◆ **EXERCISE**: Could you copy each line of the listing below that has the word "value"?

*** Opening DATA IN THIS EXERCISE ***

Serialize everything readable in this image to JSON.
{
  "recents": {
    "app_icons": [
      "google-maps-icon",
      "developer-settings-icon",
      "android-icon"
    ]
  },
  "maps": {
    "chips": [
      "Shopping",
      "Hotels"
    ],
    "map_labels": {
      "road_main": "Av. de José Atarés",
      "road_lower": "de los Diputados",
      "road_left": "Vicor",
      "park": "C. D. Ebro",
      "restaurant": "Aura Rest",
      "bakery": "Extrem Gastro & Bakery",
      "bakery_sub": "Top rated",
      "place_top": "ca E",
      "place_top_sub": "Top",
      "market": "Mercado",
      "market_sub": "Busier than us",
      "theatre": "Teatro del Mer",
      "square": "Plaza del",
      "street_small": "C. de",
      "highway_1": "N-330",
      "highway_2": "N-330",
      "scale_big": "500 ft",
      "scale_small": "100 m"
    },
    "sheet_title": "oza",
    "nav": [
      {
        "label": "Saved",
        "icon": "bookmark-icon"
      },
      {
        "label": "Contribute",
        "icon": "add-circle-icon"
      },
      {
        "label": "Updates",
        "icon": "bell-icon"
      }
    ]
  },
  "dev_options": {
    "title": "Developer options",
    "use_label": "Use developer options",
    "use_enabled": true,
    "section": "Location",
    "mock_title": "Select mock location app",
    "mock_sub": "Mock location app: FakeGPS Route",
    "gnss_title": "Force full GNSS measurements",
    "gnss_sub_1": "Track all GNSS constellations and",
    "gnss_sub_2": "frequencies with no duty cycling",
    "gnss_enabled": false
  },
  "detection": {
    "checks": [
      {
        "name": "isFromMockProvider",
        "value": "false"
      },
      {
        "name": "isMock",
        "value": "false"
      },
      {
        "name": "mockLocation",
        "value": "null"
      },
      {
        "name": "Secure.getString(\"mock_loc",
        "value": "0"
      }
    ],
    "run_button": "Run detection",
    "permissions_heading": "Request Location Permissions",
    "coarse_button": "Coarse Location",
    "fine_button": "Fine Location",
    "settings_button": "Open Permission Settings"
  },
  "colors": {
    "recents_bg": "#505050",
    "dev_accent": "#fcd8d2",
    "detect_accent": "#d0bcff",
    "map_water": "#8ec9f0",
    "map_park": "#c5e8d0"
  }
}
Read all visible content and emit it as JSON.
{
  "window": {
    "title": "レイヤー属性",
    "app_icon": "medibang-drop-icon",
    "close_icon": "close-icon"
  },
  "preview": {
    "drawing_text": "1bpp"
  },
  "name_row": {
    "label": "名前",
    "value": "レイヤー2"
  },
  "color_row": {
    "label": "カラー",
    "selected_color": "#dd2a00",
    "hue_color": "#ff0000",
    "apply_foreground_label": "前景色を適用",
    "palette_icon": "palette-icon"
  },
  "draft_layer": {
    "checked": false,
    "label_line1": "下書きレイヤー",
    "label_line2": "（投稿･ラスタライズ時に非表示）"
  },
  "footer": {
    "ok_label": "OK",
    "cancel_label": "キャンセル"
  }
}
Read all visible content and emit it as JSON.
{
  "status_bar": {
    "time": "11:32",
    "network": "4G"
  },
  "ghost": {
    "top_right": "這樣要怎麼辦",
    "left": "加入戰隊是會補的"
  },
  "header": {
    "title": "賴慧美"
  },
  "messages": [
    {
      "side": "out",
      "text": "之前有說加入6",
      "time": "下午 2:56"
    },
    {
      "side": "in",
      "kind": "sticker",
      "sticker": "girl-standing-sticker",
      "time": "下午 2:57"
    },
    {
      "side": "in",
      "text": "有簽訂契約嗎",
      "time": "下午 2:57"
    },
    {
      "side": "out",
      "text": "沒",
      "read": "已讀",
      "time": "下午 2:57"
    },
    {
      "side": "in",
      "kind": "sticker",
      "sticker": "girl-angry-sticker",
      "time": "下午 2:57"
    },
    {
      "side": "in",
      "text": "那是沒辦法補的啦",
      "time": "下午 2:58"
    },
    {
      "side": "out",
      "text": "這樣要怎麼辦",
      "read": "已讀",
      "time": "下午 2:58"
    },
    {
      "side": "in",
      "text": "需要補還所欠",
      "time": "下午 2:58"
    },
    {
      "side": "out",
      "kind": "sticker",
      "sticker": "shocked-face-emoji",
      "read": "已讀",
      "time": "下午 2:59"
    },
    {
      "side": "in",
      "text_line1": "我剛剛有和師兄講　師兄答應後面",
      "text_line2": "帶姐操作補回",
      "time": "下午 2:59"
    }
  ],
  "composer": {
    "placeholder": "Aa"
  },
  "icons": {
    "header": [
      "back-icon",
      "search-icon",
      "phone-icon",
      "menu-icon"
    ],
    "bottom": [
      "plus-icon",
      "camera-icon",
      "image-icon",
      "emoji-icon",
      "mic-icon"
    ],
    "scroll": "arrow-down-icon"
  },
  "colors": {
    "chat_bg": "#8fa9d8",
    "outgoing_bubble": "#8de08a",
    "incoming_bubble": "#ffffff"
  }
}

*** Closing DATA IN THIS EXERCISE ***

◆ **TASK OUTPUT**:
        "value": "false"
        "value": "false"
        "value": "null"
        "value": "0"
    "value": "レイヤー2"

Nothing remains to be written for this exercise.